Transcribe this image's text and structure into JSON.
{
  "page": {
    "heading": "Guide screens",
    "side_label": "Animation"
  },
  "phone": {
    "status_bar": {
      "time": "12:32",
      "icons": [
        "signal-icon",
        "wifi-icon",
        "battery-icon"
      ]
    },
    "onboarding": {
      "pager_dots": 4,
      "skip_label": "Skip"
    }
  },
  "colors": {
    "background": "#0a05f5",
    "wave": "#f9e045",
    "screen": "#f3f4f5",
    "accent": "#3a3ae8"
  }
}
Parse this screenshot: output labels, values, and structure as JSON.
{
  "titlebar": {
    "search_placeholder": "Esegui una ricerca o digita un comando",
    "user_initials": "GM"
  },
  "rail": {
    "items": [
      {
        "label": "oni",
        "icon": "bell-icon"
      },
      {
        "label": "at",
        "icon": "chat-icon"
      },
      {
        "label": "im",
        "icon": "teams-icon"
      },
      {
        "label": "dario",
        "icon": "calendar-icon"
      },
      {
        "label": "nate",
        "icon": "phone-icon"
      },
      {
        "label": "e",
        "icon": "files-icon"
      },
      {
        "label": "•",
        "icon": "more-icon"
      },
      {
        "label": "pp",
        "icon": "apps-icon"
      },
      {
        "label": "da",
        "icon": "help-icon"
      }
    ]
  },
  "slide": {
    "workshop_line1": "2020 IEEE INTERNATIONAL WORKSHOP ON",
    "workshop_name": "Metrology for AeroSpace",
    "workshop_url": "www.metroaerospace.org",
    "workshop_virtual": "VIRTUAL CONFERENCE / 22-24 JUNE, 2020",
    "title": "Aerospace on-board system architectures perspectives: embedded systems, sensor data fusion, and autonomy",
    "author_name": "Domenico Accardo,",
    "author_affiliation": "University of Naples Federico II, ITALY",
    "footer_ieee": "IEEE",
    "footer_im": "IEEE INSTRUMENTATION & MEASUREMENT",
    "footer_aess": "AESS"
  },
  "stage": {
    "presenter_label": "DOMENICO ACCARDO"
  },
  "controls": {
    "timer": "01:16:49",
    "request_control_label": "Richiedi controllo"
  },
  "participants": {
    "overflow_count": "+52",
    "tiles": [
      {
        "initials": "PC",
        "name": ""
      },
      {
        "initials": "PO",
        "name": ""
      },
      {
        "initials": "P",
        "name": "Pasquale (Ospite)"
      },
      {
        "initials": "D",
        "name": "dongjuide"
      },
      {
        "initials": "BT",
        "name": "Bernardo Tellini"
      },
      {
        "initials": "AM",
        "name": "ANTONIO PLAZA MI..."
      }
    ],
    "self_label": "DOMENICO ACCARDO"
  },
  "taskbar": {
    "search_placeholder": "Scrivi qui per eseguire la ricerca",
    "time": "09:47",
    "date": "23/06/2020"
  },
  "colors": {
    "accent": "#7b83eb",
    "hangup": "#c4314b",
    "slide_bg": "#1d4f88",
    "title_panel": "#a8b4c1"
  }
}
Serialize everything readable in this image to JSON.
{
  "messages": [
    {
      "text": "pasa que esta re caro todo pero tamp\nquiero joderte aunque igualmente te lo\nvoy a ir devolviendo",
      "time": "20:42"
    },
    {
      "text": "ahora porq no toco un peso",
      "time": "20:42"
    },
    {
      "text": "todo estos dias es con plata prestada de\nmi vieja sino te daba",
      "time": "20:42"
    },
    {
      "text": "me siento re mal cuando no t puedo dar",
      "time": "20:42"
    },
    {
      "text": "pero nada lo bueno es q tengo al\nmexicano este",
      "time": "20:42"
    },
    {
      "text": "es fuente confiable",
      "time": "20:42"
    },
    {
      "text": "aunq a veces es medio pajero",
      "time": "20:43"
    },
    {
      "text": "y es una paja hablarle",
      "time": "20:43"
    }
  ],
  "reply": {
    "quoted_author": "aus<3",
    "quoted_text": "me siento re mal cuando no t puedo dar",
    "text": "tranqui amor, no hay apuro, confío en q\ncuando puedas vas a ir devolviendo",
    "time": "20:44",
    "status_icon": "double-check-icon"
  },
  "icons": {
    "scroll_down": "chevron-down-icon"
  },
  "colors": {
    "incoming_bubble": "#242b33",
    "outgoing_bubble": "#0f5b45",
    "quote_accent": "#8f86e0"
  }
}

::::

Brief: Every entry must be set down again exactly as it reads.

Written response:
Transcribe this image's text and structure into JSON.
{
  "page": {
    "heading": "Guide screens",
    "side_label": "Animation"
  },
  "phone": {
    "status_bar": {
      "time": "12:32",
      "icons": [
        "signal-icon",
        "wifi-icon",
        "battery-icon"
      ]
    },
    "onboarding": {
      "pager_dots": 4,
      "skip_label": "Skip"
    }
  },
  "colors": {
    "background": "#0a05f5",
    "wave": "#f9e045",
    "screen": "#f3f4f5",
    "accent": "#3a3ae8"
  }
}
Parse this screenshot: output labels, values, and structure as JSON.
{
  "titlebar": {
    "search_placeholder": "Esegui una ricerca o digita un comando",
    "user_initials": "GM"
  },
  "rail": {
    "items": [
      {
        "label": "oni",
        "icon": "bell-icon"
      },
      {
        "label": "at",
        "icon": "chat-icon"
      },
      {
        "label": "im",
        "icon": "teams-icon"
      },
      {
        "label": "dario",
        "icon": "calendar-icon"
      },
      {
        "label": "nate",
        "icon": "phone-icon"
      },
      {
        "label": "e",
        "icon": "files-icon"
      },
      {
        "label": "•",
        "icon": "more-icon"
      },
      {
        "label": "pp",
        "icon": "apps-icon"
      },
      {
        "label": "da",
        "icon": "help-icon"
      }
    ]
  },
  "slide": {
    "workshop_line1": "2020 IEEE INTERNATIONAL WORKSHOP ON",
    "workshop_name": "Metrology for AeroSpace",
    "workshop_url": "www.metroaerospace.org",
    "workshop_virtual": "VIRTUAL CONFERENCE / 22-24 JUNE, 2020",
    "title": "Aerospace on-board system architectures perspectives: embedded systems, sensor data fusion, and autonomy",
    "author_name": "Domenico Accardo,",
    "author_affiliation": "University of Naples Federico II, ITALY",
    "footer_ieee": "IEEE",
    "footer_im": "IEEE INSTRUMENTATION & MEASUREMENT",
    "footer_aess": "AESS"
  },
  "stage": {
    "presenter_label": "DOMENICO ACCARDO"
  },
  "controls": {
    "timer": "01:16:49",
    "request_control_label": "Richiedi controllo"
  },
  "participants": {
    "overflow_count": "+52",
    "tiles": [
      {
        "initials": "PC",
        "name": ""
      },
      {
        "initials": "PO",
        "name": ""
      },
      {
        "initials": "P",
        "name": "Pasquale (Ospite)"
      },
      {
        "initials": "D",
        "name": "dongjuide"
      },
      {
        "initials": "BT",
        "name": "Bernardo Tellini"
      },
      {
        "initials": "AM",
        "name": "ANTONIO PLAZA MI..."
      }
    ],
    "self_label": "DOMENICO ACCARDO"
  },
  "taskbar": {
    "search_placeholder": "Scrivi qui per eseguire la ricerca",
    "time": "09:47",
    "date": "23/06/2020"
  },
  "colors": {
    "accent": "#7b83eb",
    "hangup": "#c4314b",
    "slide_bg": "#1d4f88",
    "title_panel": "#a8b4c1"
  }
}
Serialize everything readable in this image to JSON.
{
  "messages": [
    {
      "text": "pasa que esta re caro todo pero tamp\nquiero joderte aunque igualmente te lo\nvoy a ir devolviendo",
      "time": "20:42"
    },
    {
      "text": "ahora porq no toco un peso",
      "time": "20:42"
    },
    {
      "text": "todo estos dias es con plata prestada de\nmi vieja sino te daba",
      "time": "20:42"
    },
    {
      "text": "me siento re mal cuando no t puedo dar",
      "time": "20:42"
    },
    {
      "text": "pero nada lo bueno es q tengo al\nmexicano este",
      "time": "20:42"
    },
    {
      "text": "es fuente confiable",
      "time": "20:42"
    },
    {
      "text": "aunq a veces es medio pajero",
      "time": "20:43"
    },
    {
      "text": "y es una paja hablarle",
      "time": "20:43"
    }
  ],
  "reply": {
    "quoted_author": "aus<3",
    "quoted_text": "me siento re mal cuando no t puedo dar",
    "text": "tranqui amor, no hay apuro, confío en q\ncuando puedas vas a ir devolviendo",
    "time": "20:44",
    "status_icon": "double-check-icon"
  },
  "icons": {
    "scroll_down": "chevron-down-icon"
  },
  "colors": {
    "incoming_bubble": "#242b33",
    "outgoing_bubble": "#0f5b45",
    "quote_accent": "#8f86e0"
  }
}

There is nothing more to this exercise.